Several economic studies based on the effects of actual price increases have concluded that a 10% tax on sodas, sports drinks and fruit juice cocktails would prompt consumers to reduce consumption by 8% to 11%. Some studies found that price hikes motivated people to switch to drinks such as milk, coffee and tea -- changes that in theory could reduce weight.
How meaningful is an 8% to 11% cutback? A clinical trial of 810 adults in May found that reducing soda intake by 100 calories a day was linked to half a pound of weight loss after 18 months.
Other studies failed to match those modest results.
For example, a trio of economists analyzed 16 years of U.S. household health data to study the feasibility of using a soft-drink tax to help Americans lose weight. In a 2008 paper, the researchers calculated that a 1-percentage-point increase in the tax would reduce the average body mass index by just 0.003 units.
In other words, an overweight person with a BMI of 27 would end up with a BMI of 26.997 -- still well short of the 20-25 range considered healthy.
Even a soft-drink tax increase of 20 percentage points wouldn’t help much, because soda accounts for only 7% of calories in the American diet.
Taxes on snack foods are likely to be even less effective.
A team from the U.S. Department of Agriculture contemplated a tax on salty foods such as cheese puffs and pretzels. But unless the tax topped 10%, it would translate into much less than 1 pound of weight loss a year, the researchers reported in 2004.
A 2007 paper titled “Cheap Donuts and Expensive Broccoli” used federal data to predict the effect of a 100% tax on all high-fat and low-nutrient foods. It concluded that even this unrealistically high tax would ultimately reduce BMIs by less than 0.2 points.
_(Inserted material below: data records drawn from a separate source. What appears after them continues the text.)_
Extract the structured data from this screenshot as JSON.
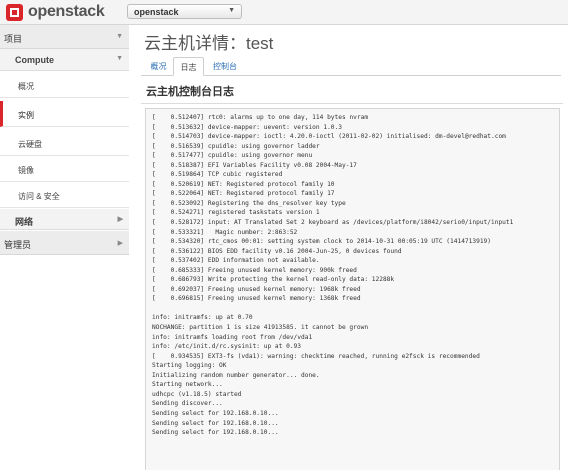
{
  "header": {
    "brand": "openstack",
    "project_selector": "openstack"
  },
  "sidebar": {
    "project_label": "项目",
    "compute_label": "Compute",
    "items": [
      {
        "label": "概况",
        "active": false
      },
      {
        "label": "实例",
        "active": true
      },
      {
        "label": "云硬盘",
        "active": false
      },
      {
        "label": "镜像",
        "active": false
      },
      {
        "label": "访问 & 安全",
        "active": false
      }
    ],
    "network_label": "网络",
    "admin_label": "管理员"
  },
  "main": {
    "title": "云主机详情：test",
    "tabs": [
      {
        "label": "概况",
        "active": false
      },
      {
        "label": "日志",
        "active": true
      },
      {
        "label": "控制台",
        "active": false
      }
    ],
    "section_title": "云主机控制台日志",
    "console_lines": [
      "[    0.512407] rtc0: alarms up to one day, 114 bytes nvram",
      "[    0.513632] device-mapper: uevent: version 1.0.3",
      "[    0.514703] device-mapper: ioctl: 4.20.0-ioctl (2011-02-02) initialised: dm-devel@redhat.com",
      "[    0.516539] cpuidle: using governor ladder",
      "[    0.517477] cpuidle: using governor menu",
      "[    0.518387] EFI Variables Facility v0.08 2004-May-17",
      "[    0.519864] TCP cubic registered",
      "[    0.520619] NET: Registered protocol family 10",
      "[    0.522064] NET: Registered protocol family 17",
      "[    0.523092] Registering the dns_resolver key type",
      "[    0.524271] registered taskstats version 1",
      "[    0.528172] input: AT Translated Set 2 keyboard as /devices/platform/i8042/serio0/input/input1",
      "[    0.533321]   Magic number: 2:863:52",
      "[    0.534320] rtc_cmos 00:01: setting system clock to 2014-10-31 00:05:19 UTC (1414713919)",
      "[    0.536122] BIOS EDD facility v0.16 2004-Jun-25, 0 devices found",
      "[    0.537402] EDD information not available.",
      "[    0.685333] Freeing unused kernel memory: 900k freed",
      "[    0.686793] Write protecting the kernel read-only data: 12288k",
      "[    0.692037] Freeing unused kernel memory: 1968k freed",
      "[    0.696815] Freeing unused kernel memory: 1368k freed",
      "",
      "info: initramfs: up at 0.70",
      "NOCHANGE: partition 1 is size 41913585. it cannot be grown",
      "info: initramfs loading root from /dev/vda1",
      "info: /etc/init.d/rc.sysinit: up at 0.93",
      "[    0.934535] EXT3-fs (vda1): warning: checktime reached, running e2fsck is recommended",
      "Starting logging: OK",
      "Initializing random number generator... done.",
      "Starting network...",
      "udhcpc (v1.18.5) started",
      "Sending discover...",
      "Sending select for 192.168.0.10...",
      "Sending select for 192.168.0.10...",
      "Sending select for 192.168.0.10..."
    ]
  }
}
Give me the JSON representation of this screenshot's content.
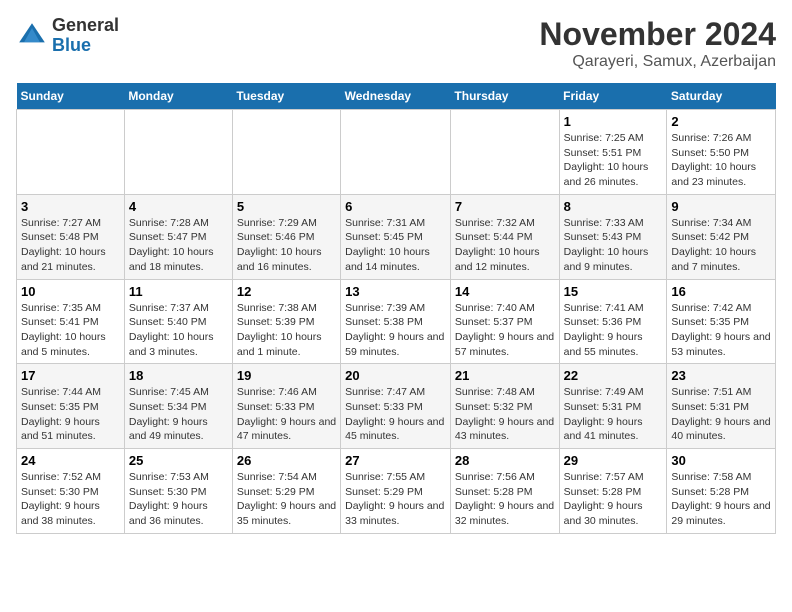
{
  "logo": {
    "general": "General",
    "blue": "Blue"
  },
  "header": {
    "month": "November 2024",
    "location": "Qarayeri, Samux, Azerbaijan"
  },
  "weekdays": [
    "Sunday",
    "Monday",
    "Tuesday",
    "Wednesday",
    "Thursday",
    "Friday",
    "Saturday"
  ],
  "weeks": [
    [
      {
        "day": "",
        "info": ""
      },
      {
        "day": "",
        "info": ""
      },
      {
        "day": "",
        "info": ""
      },
      {
        "day": "",
        "info": ""
      },
      {
        "day": "",
        "info": ""
      },
      {
        "day": "1",
        "info": "Sunrise: 7:25 AM\nSunset: 5:51 PM\nDaylight: 10 hours and 26 minutes."
      },
      {
        "day": "2",
        "info": "Sunrise: 7:26 AM\nSunset: 5:50 PM\nDaylight: 10 hours and 23 minutes."
      }
    ],
    [
      {
        "day": "3",
        "info": "Sunrise: 7:27 AM\nSunset: 5:48 PM\nDaylight: 10 hours and 21 minutes."
      },
      {
        "day": "4",
        "info": "Sunrise: 7:28 AM\nSunset: 5:47 PM\nDaylight: 10 hours and 18 minutes."
      },
      {
        "day": "5",
        "info": "Sunrise: 7:29 AM\nSunset: 5:46 PM\nDaylight: 10 hours and 16 minutes."
      },
      {
        "day": "6",
        "info": "Sunrise: 7:31 AM\nSunset: 5:45 PM\nDaylight: 10 hours and 14 minutes."
      },
      {
        "day": "7",
        "info": "Sunrise: 7:32 AM\nSunset: 5:44 PM\nDaylight: 10 hours and 12 minutes."
      },
      {
        "day": "8",
        "info": "Sunrise: 7:33 AM\nSunset: 5:43 PM\nDaylight: 10 hours and 9 minutes."
      },
      {
        "day": "9",
        "info": "Sunrise: 7:34 AM\nSunset: 5:42 PM\nDaylight: 10 hours and 7 minutes."
      }
    ],
    [
      {
        "day": "10",
        "info": "Sunrise: 7:35 AM\nSunset: 5:41 PM\nDaylight: 10 hours and 5 minutes."
      },
      {
        "day": "11",
        "info": "Sunrise: 7:37 AM\nSunset: 5:40 PM\nDaylight: 10 hours and 3 minutes."
      },
      {
        "day": "12",
        "info": "Sunrise: 7:38 AM\nSunset: 5:39 PM\nDaylight: 10 hours and 1 minute."
      },
      {
        "day": "13",
        "info": "Sunrise: 7:39 AM\nSunset: 5:38 PM\nDaylight: 9 hours and 59 minutes."
      },
      {
        "day": "14",
        "info": "Sunrise: 7:40 AM\nSunset: 5:37 PM\nDaylight: 9 hours and 57 minutes."
      },
      {
        "day": "15",
        "info": "Sunrise: 7:41 AM\nSunset: 5:36 PM\nDaylight: 9 hours and 55 minutes."
      },
      {
        "day": "16",
        "info": "Sunrise: 7:42 AM\nSunset: 5:35 PM\nDaylight: 9 hours and 53 minutes."
      }
    ],
    [
      {
        "day": "17",
        "info": "Sunrise: 7:44 AM\nSunset: 5:35 PM\nDaylight: 9 hours and 51 minutes."
      },
      {
        "day": "18",
        "info": "Sunrise: 7:45 AM\nSunset: 5:34 PM\nDaylight: 9 hours and 49 minutes."
      },
      {
        "day": "19",
        "info": "Sunrise: 7:46 AM\nSunset: 5:33 PM\nDaylight: 9 hours and 47 minutes."
      },
      {
        "day": "20",
        "info": "Sunrise: 7:47 AM\nSunset: 5:33 PM\nDaylight: 9 hours and 45 minutes."
      },
      {
        "day": "21",
        "info": "Sunrise: 7:48 AM\nSunset: 5:32 PM\nDaylight: 9 hours and 43 minutes."
      },
      {
        "day": "22",
        "info": "Sunrise: 7:49 AM\nSunset: 5:31 PM\nDaylight: 9 hours and 41 minutes."
      },
      {
        "day": "23",
        "info": "Sunrise: 7:51 AM\nSunset: 5:31 PM\nDaylight: 9 hours and 40 minutes."
      }
    ],
    [
      {
        "day": "24",
        "info": "Sunrise: 7:52 AM\nSunset: 5:30 PM\nDaylight: 9 hours and 38 minutes."
      },
      {
        "day": "25",
        "info": "Sunrise: 7:53 AM\nSunset: 5:30 PM\nDaylight: 9 hours and 36 minutes."
      },
      {
        "day": "26",
        "info": "Sunrise: 7:54 AM\nSunset: 5:29 PM\nDaylight: 9 hours and 35 minutes."
      },
      {
        "day": "27",
        "info": "Sunrise: 7:55 AM\nSunset: 5:29 PM\nDaylight: 9 hours and 33 minutes."
      },
      {
        "day": "28",
        "info": "Sunrise: 7:56 AM\nSunset: 5:28 PM\nDaylight: 9 hours and 32 minutes."
      },
      {
        "day": "29",
        "info": "Sunrise: 7:57 AM\nSunset: 5:28 PM\nDaylight: 9 hours and 30 minutes."
      },
      {
        "day": "30",
        "info": "Sunrise: 7:58 AM\nSunset: 5:28 PM\nDaylight: 9 hours and 29 minutes."
      }
    ]
  ]
}
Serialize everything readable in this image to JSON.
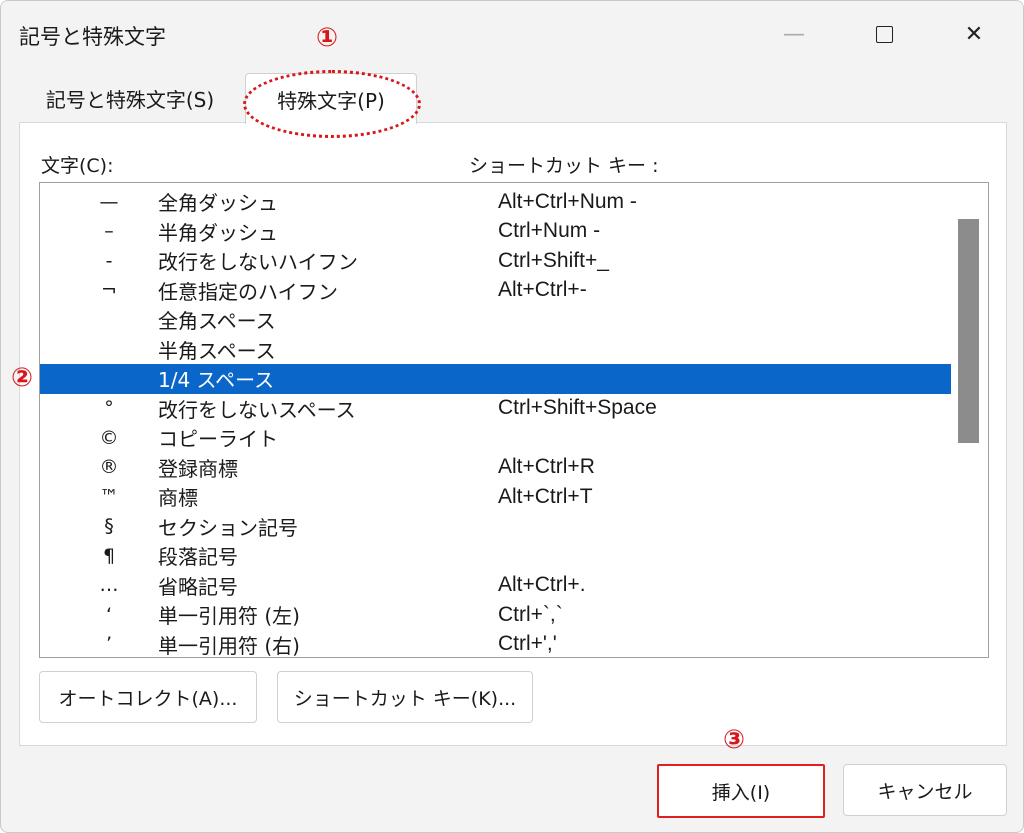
{
  "window": {
    "title": "記号と特殊文字",
    "minimize_icon": "—",
    "maximize_icon": "square",
    "close_icon": "✕"
  },
  "tabs": [
    {
      "label": "記号と特殊文字(S)",
      "active": false
    },
    {
      "label": "特殊文字(P)",
      "active": true
    }
  ],
  "columns": {
    "char": "文字(C):",
    "shortcut": "ショートカット キー :"
  },
  "rows": [
    {
      "symbol": "—",
      "name": "全角ダッシュ",
      "shortcut": "Alt+Ctrl+Num -"
    },
    {
      "symbol": "–",
      "name": "半角ダッシュ",
      "shortcut": "Ctrl+Num -"
    },
    {
      "symbol": "-",
      "name": "改行をしないハイフン",
      "shortcut": "Ctrl+Shift+_"
    },
    {
      "symbol": "¬",
      "name": "任意指定のハイフン",
      "shortcut": "Alt+Ctrl+-"
    },
    {
      "symbol": "",
      "name": "全角スペース",
      "shortcut": ""
    },
    {
      "symbol": "",
      "name": "半角スペース",
      "shortcut": ""
    },
    {
      "symbol": "",
      "name": "1/4 スペース",
      "shortcut": "",
      "selected": true
    },
    {
      "symbol": "°",
      "name": "改行をしないスペース",
      "shortcut": "Ctrl+Shift+Space"
    },
    {
      "symbol": "©",
      "name": "コピーライト",
      "shortcut": ""
    },
    {
      "symbol": "®",
      "name": "登録商標",
      "shortcut": "Alt+Ctrl+R"
    },
    {
      "symbol": "™",
      "name": "商標",
      "shortcut": "Alt+Ctrl+T"
    },
    {
      "symbol": "§",
      "name": "セクション記号",
      "shortcut": ""
    },
    {
      "symbol": "¶",
      "name": "段落記号",
      "shortcut": ""
    },
    {
      "symbol": "…",
      "name": "省略記号",
      "shortcut": "Alt+Ctrl+."
    },
    {
      "symbol": "‘",
      "name": "単一引用符 (左)",
      "shortcut": "Ctrl+`,`"
    },
    {
      "symbol": "’",
      "name": "単一引用符 (右)",
      "shortcut": "Ctrl+','"
    }
  ],
  "buttons": {
    "autocorrect": "オートコレクト(A)...",
    "shortcut_key": "ショートカット キー(K)...",
    "insert": "挿入(I)",
    "cancel": "キャンセル"
  },
  "annotations": [
    "①",
    "②",
    "③"
  ],
  "colors": {
    "selection": "#0a66c8",
    "annotation": "#d8171b"
  }
}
The experience of Maine’s 5.5% snack tax is particularly discouraging. Enacted to help close a budget gap, it lasted 10 years before it was repealed under pressure from angry voters. Despite the price hike on such items as ice cream, hot cocoa, cake, cookies and pudding, Maine’s adult obesity rate doubled from 10% to 20% while the tax was in effect.
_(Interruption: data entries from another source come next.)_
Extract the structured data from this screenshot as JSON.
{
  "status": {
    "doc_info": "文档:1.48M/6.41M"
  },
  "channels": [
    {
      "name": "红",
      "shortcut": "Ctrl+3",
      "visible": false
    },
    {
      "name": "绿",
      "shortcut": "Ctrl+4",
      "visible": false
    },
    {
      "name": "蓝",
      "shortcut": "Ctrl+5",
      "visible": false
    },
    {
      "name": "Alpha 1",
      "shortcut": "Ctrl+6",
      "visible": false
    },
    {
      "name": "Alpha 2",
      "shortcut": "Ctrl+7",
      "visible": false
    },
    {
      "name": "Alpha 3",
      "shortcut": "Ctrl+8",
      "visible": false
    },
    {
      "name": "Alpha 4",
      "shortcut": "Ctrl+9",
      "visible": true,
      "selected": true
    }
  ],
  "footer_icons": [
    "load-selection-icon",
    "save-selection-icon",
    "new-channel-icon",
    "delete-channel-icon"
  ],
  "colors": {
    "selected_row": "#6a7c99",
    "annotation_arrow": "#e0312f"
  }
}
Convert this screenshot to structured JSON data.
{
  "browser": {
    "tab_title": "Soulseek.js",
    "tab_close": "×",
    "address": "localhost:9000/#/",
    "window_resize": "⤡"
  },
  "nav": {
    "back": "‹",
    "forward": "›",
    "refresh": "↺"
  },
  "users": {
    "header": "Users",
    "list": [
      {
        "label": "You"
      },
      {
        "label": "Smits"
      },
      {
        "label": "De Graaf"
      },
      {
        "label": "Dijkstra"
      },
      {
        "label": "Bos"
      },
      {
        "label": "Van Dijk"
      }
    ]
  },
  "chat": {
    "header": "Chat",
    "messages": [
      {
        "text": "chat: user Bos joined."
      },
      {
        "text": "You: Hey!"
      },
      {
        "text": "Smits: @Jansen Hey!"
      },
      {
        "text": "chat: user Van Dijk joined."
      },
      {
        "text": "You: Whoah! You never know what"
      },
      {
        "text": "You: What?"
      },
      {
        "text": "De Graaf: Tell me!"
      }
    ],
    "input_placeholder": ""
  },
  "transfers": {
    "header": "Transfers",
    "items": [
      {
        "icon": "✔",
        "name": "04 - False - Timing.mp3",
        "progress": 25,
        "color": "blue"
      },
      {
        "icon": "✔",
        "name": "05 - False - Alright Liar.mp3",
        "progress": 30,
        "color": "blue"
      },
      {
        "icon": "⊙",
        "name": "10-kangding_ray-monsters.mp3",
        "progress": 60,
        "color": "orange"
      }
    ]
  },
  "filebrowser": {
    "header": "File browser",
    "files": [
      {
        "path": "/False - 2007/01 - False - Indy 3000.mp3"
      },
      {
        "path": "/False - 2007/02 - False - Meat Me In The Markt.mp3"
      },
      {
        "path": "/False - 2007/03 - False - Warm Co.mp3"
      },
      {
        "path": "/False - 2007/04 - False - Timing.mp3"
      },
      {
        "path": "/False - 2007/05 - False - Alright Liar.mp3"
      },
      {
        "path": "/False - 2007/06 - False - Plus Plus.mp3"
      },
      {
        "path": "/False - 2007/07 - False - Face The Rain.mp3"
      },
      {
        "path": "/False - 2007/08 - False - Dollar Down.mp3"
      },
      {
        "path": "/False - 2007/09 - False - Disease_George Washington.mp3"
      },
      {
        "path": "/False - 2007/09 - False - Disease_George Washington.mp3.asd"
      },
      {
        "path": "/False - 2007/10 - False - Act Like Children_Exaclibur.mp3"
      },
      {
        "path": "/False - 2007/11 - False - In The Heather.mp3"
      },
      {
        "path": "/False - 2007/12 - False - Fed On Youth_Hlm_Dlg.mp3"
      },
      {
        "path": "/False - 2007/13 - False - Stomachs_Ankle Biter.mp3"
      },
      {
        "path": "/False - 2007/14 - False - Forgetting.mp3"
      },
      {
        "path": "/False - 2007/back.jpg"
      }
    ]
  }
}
The flip side of taxing junk food is subsidizing healthful foods. The Department of Agriculture has calculated that cutting prices of fruits and vegetables by 10% would increase consumption by 6% to 7%.
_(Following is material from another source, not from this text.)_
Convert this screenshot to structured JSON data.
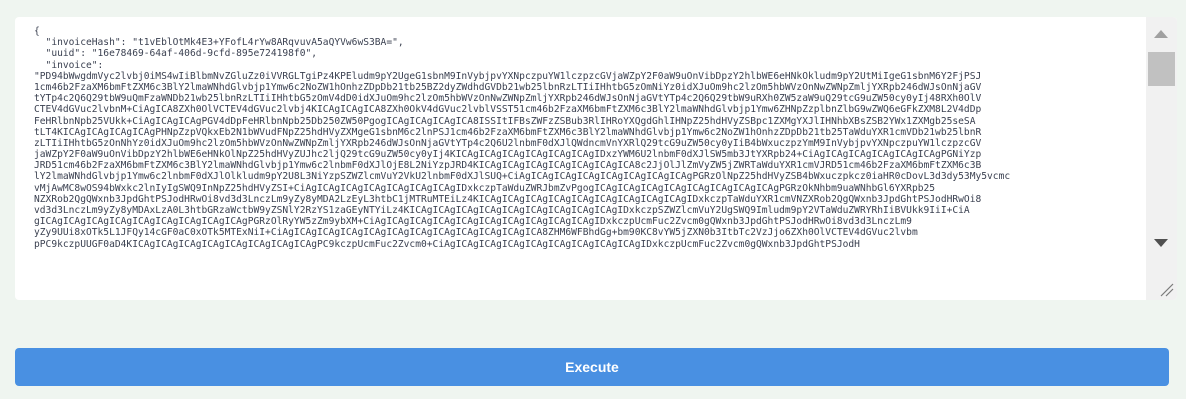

In the Changing Individuals’ Purchase of Snacks -- or CHIPS -- study, Minnesota researchers cut prices in half for low-fat snacks in 55 high school and office vending machines. Sales nearly doubled, the researchers reported in 2001.
In another experiment, cafeteria sales of fruit and salad tripled when prices were cut in half. In a third, a half-off sale on fruit boosted purchases by a factor of four.
California public schools began removing soda from vending machines in 2004, but it’s unclear whether students are any thinner -- especially because the machines still sell sports drinks that contain almost as much sugar, said Gail Woodward-Lopez, associate director of the UC Berkeley Center for Weight and Health.
Still, experts caution that government attempts to influence diet could have unexpected results -- especially when taxes are involved.
A 2007 British study used government data on household diets and food expenditures to predict the effect of extending the country’s 17.5% sales tax to various foods. When items high in saturated fat were slapped with the tax, the model estimated that deaths would rise by 1,800 to 4,000 a year because consumers would be prompted to switch to foods with more salt.
To fix that problem, the scientists ran a model in which the tax applied to all kinds of unhealthful foods. This time, deaths fell by as many as 2,500 a year, but cholesterol levels rose as people switched from salty foods to fatty dairy items.
And unfortunately, consumers in both scenarios did the last thing any anti-obesity crusader would want: Facing higher grocery bills, they bought fewer fruits and vegetables.